If you’re ever served with a search warrant, it’s important to know your rights.
Purpose of a Search Warrant
A search warrant is a court order granted by a judge that gives police the right to search a place or person for criminal evidence, which can be seized and used in court.
Requirements for a Search Warrant
A search warrant is granted only when the police can convince a judge that they have probable cause to believe a crime has been or is being committed on a given property or by a given person, or that evidence of a crime is located on either.
Limitations of a Search Warrant
Search warrants are never issued in civil cases, meaning even if you’re being sued for personal injury, you’re not subject to a search warrant.
Additionally, a search warrant usually limits a search to a specific area of the property. For example, if a search warrant is granted to search your basement, an officer cannot go beyond reasonable limits of securing their own safety or the safety of their fellow officers.
The exceptions for extension of a search warrant beyond the area specified are as follows:
- To ensure safety.
- To prevent destruction of evidence.
- To discover more about evidence or stolen items in plain view.
- To hunt for evidence or stolen items on other areas of the property based on their initial search.
What to Do If You’re Served With a Search Warrant
First, always be respectful. Even if you suspect an officer is violating the terms of the search warrant, you must remain respectful.
Secondly, the officer will leave you with an inventory list of anything that was seized from your house. Review the list and the warrant with your attorney to make sure what was seized was in fact authorized by the search warrant.
If anything taken is deemed unlawful, your attorney can raise this issue in court and have it declared inadmissible as evidence against you.
Find a Criminal Attorney
If you’re in need of a criminal attorney, Dan Miller Law Office can help.
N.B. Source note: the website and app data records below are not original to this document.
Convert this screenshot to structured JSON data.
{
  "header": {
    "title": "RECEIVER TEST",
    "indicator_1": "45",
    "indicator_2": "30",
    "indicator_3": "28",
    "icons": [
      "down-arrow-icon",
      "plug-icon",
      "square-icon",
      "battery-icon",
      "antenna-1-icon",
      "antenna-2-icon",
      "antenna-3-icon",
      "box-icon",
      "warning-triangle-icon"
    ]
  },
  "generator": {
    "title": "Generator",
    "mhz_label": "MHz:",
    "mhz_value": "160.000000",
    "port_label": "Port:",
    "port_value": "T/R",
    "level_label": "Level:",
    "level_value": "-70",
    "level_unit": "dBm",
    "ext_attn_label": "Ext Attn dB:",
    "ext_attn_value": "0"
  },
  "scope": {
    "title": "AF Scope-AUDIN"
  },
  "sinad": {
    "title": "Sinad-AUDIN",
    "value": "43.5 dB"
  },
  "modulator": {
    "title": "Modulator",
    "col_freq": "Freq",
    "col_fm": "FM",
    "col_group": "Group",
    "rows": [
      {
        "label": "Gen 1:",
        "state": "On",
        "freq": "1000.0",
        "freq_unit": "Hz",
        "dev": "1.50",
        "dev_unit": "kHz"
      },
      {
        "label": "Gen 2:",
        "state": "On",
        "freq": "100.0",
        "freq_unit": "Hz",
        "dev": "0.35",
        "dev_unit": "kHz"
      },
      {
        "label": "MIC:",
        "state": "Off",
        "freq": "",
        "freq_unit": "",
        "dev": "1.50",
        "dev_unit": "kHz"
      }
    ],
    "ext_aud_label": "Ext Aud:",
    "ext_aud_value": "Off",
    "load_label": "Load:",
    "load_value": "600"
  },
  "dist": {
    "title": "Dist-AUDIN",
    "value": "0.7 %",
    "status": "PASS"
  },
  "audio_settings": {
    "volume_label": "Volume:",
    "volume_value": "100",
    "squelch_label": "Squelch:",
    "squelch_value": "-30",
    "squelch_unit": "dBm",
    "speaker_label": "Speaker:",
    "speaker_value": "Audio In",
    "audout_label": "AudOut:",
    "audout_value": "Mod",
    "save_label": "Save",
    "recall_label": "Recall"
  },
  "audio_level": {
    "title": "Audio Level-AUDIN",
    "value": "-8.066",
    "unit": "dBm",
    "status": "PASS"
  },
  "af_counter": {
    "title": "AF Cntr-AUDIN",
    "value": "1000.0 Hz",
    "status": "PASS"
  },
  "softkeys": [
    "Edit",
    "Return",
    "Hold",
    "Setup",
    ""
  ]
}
With more than 24 years of legal experience, Dan Miller has the experience and knowledge you need to get the best outcome possible in your case. Give us a call at (816) 272-1350 or fill out our simple-to-use web form.